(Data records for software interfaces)

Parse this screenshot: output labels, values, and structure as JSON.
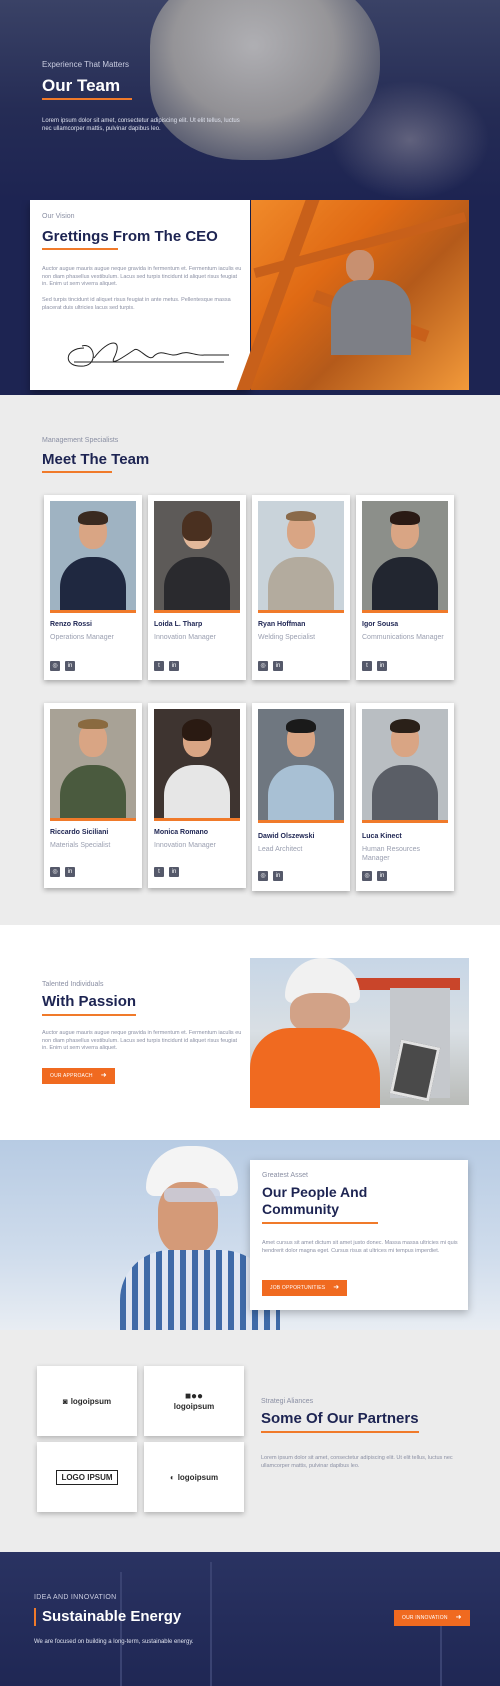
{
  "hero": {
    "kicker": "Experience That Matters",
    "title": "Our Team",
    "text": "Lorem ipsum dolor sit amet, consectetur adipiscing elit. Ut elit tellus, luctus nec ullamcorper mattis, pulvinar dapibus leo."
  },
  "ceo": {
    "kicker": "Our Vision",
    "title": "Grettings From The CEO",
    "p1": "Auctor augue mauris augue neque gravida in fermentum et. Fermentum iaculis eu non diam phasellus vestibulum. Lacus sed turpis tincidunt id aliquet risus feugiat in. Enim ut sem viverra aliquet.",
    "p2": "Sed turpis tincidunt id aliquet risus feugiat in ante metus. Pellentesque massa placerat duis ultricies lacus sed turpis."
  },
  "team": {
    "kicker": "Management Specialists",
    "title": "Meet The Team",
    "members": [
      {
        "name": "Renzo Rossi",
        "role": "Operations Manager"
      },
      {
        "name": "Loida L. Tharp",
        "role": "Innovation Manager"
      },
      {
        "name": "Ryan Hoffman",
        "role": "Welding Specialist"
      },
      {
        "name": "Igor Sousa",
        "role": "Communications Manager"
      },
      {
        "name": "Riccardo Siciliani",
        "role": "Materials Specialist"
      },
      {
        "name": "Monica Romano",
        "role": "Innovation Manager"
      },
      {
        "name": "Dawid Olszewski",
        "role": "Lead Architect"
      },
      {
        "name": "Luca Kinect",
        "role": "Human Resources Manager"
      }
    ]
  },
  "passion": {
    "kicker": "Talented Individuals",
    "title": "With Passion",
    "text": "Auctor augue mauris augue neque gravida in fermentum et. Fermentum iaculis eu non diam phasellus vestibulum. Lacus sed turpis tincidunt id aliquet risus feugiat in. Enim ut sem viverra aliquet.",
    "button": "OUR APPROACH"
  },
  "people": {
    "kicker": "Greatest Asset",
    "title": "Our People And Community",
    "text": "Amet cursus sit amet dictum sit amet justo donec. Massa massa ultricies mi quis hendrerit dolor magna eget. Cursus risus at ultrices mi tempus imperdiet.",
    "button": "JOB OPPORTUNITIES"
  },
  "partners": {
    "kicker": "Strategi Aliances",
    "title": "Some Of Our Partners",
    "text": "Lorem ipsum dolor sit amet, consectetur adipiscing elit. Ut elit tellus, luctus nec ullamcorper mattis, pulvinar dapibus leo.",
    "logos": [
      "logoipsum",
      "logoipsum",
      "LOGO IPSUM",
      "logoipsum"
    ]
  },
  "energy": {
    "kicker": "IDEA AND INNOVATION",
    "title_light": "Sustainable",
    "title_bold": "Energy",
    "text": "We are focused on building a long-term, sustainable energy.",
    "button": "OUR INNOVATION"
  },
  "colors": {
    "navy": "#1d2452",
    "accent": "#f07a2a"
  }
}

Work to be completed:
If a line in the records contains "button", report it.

Solution:
    "button": "OUR APPROACH"
    "button": "JOB OPPORTUNITIES"
    "button": "OUR INNOVATION"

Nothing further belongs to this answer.